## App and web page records
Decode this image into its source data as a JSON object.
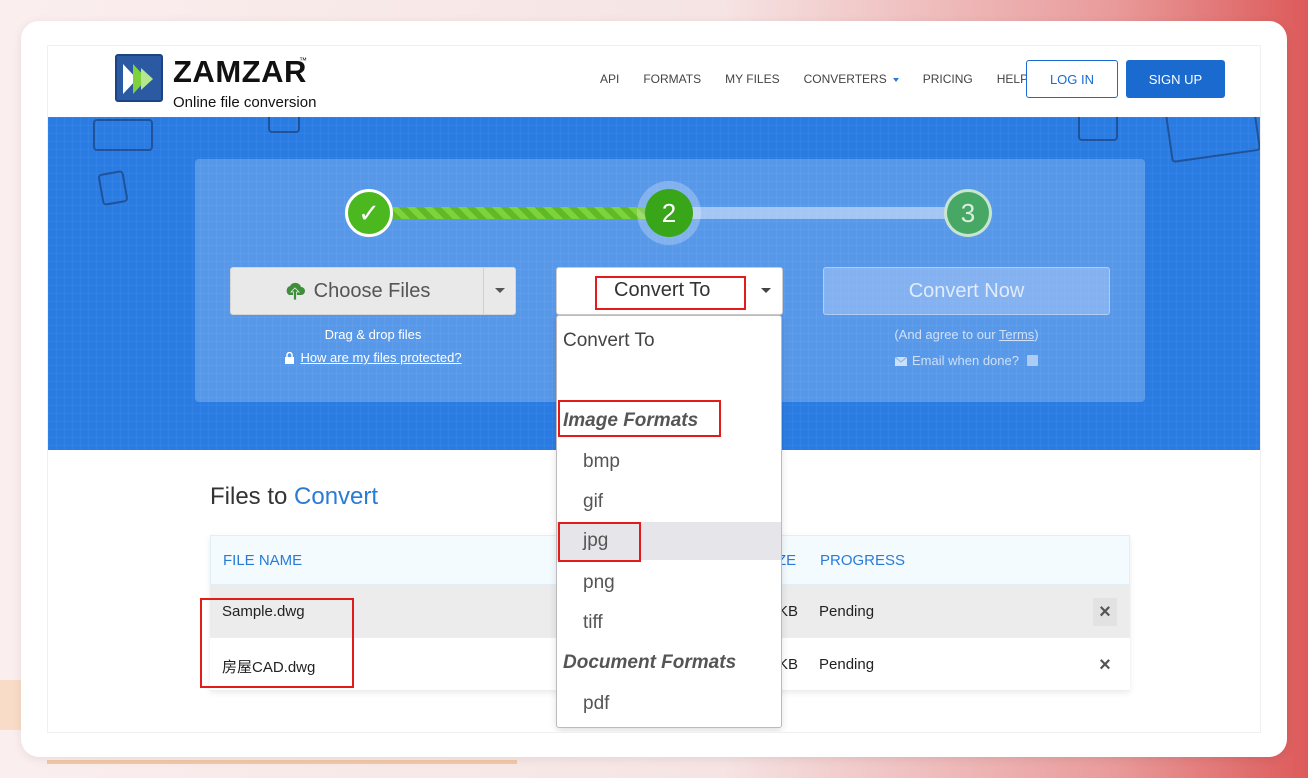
{
  "brand": {
    "name": "ZAMZAR",
    "trademark": "™",
    "tagline": "Online file conversion"
  },
  "nav": {
    "items": [
      {
        "label": "API"
      },
      {
        "label": "FORMATS"
      },
      {
        "label": "MY FILES"
      },
      {
        "label": "CONVERTERS"
      },
      {
        "label": "PRICING"
      },
      {
        "label": "HELP"
      }
    ],
    "login": "LOG IN",
    "signup": "SIGN UP"
  },
  "steps": {
    "step1": "✓",
    "step2": "2",
    "step3": "3",
    "progress_fraction": 0.52
  },
  "choose": {
    "label": "Choose Files",
    "drag_text": "Drag & drop files",
    "protect_link": "How are my files protected?"
  },
  "convert_to": {
    "label": "Convert To"
  },
  "convert_now": {
    "label": "Convert Now",
    "agree_prefix": "(And agree to our ",
    "terms": "Terms",
    "agree_suffix": ")",
    "email_label": "Email when done?"
  },
  "dropdown": {
    "header": "Convert To",
    "group_image": "Image Formats",
    "options_image": [
      "bmp",
      "gif",
      "jpg",
      "png",
      "tiff"
    ],
    "group_document": "Document Formats",
    "options_document": [
      "pdf"
    ],
    "highlighted": "jpg"
  },
  "files": {
    "title_plain": "Files to ",
    "title_accent": "Convert",
    "col_name": "FILE NAME",
    "col_size_partial": "ZE",
    "col_progress": "PROGRESS",
    "rows": [
      {
        "name": "Sample.dwg",
        "size_partial": "KB",
        "progress": "Pending",
        "remove": "×"
      },
      {
        "name": "房屋CAD.dwg",
        "size_partial": "KB",
        "progress": "Pending",
        "remove": "×"
      }
    ]
  },
  "colors": {
    "accent": "#1a6ad0",
    "hero_blue": "#2a7ce3",
    "step_green": "#4cb81f",
    "annotation_red": "#e31b1b"
  }
}
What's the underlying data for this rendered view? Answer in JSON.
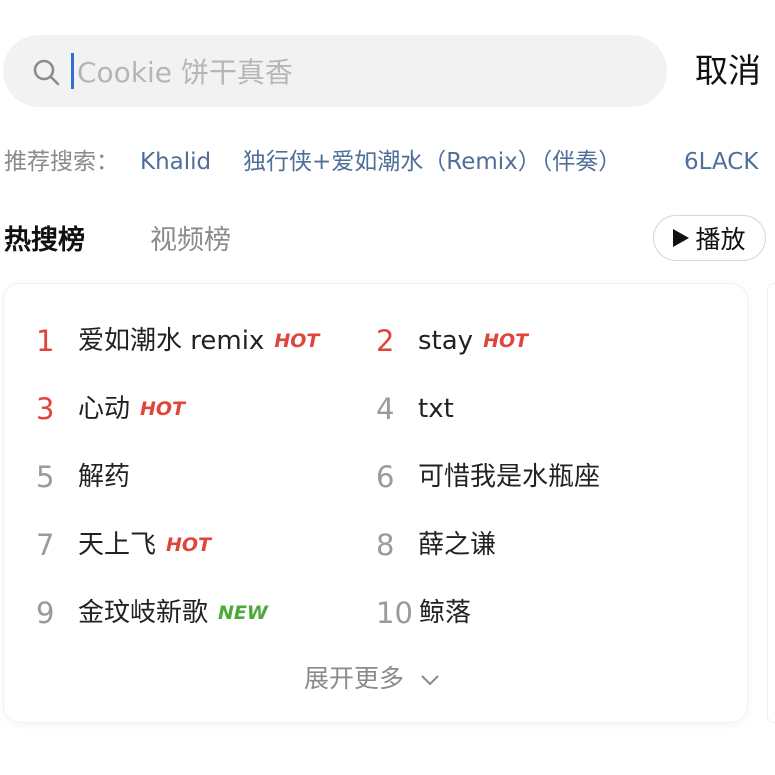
{
  "search": {
    "placeholder": "Cookie 饼干真香",
    "cancel_label": "取消"
  },
  "recommend": {
    "prefix": "推荐搜索：",
    "items": [
      "Khalid",
      "独行侠+爱如潮水（Remix）（伴奏）",
      "6LACK"
    ]
  },
  "tabs": {
    "items": [
      "热搜榜",
      "视频榜"
    ],
    "active": "热搜榜",
    "play_label": "播放"
  },
  "hot_list": {
    "items": [
      {
        "rank": "1",
        "title": "爱如潮水 remix",
        "badge": "HOT"
      },
      {
        "rank": "2",
        "title": "stay",
        "badge": "HOT"
      },
      {
        "rank": "3",
        "title": "心动",
        "badge": "HOT"
      },
      {
        "rank": "4",
        "title": "txt",
        "badge": ""
      },
      {
        "rank": "5",
        "title": "解药",
        "badge": ""
      },
      {
        "rank": "6",
        "title": "可惜我是水瓶座",
        "badge": ""
      },
      {
        "rank": "7",
        "title": "天上飞",
        "badge": "HOT"
      },
      {
        "rank": "8",
        "title": "薛之谦",
        "badge": ""
      },
      {
        "rank": "9",
        "title": "金玟岐新歌",
        "badge": "NEW"
      },
      {
        "rank": "10",
        "title": "鲸落",
        "badge": ""
      }
    ],
    "expand_label": "展开更多"
  },
  "colors": {
    "accent_red": "#e0453c",
    "new_green": "#4caa38",
    "link_blue": "#4f6f98"
  },
  "icons": {
    "search": "search-icon",
    "play": "play-icon",
    "expand": "chevron-down-icon"
  }
}
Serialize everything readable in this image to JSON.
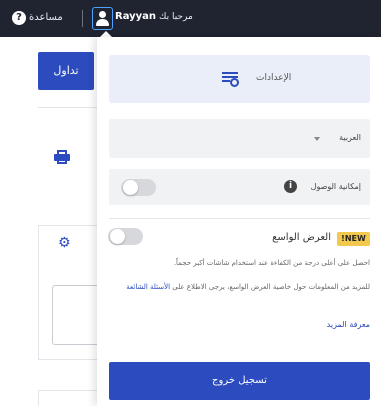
{
  "topbar": {
    "help_label": "مساعدة",
    "help_icon": "?",
    "username": "Rayyan",
    "greeting": "مرحبا بك"
  },
  "background": {
    "trade_button": "تداول"
  },
  "menu": {
    "settings_label": "الإعدادات",
    "language_value": "العربية",
    "accessibility_label": "إمكانية الوصول",
    "info_icon": "i",
    "wide_view": {
      "badge": "!NEW",
      "title": "العرض الواسع",
      "desc1": "احصل على أعلى درجة من الكفاءة عند استخدام شاشات أكبر حجماً.",
      "desc2": "للمزيد من المعلومات حول خاصية العرض الواسع، يرجى الاطلاع على",
      "faq_link": "الأسئلة الشائعة",
      "learn_more": "معرفة المزيد"
    },
    "logout_button": "تسجيل خروج"
  },
  "colors": {
    "topbar_bg": "#1f2430",
    "primary": "#2b4bbf",
    "badge": "#f2c94c",
    "panel_highlight": "#e9eef8"
  },
  "icons": [
    "help-icon",
    "user-icon",
    "settings-icon",
    "printer-icon",
    "gear-icon",
    "info-icon",
    "chevron-down-icon"
  ]
}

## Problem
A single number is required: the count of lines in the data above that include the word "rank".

## Answer section
10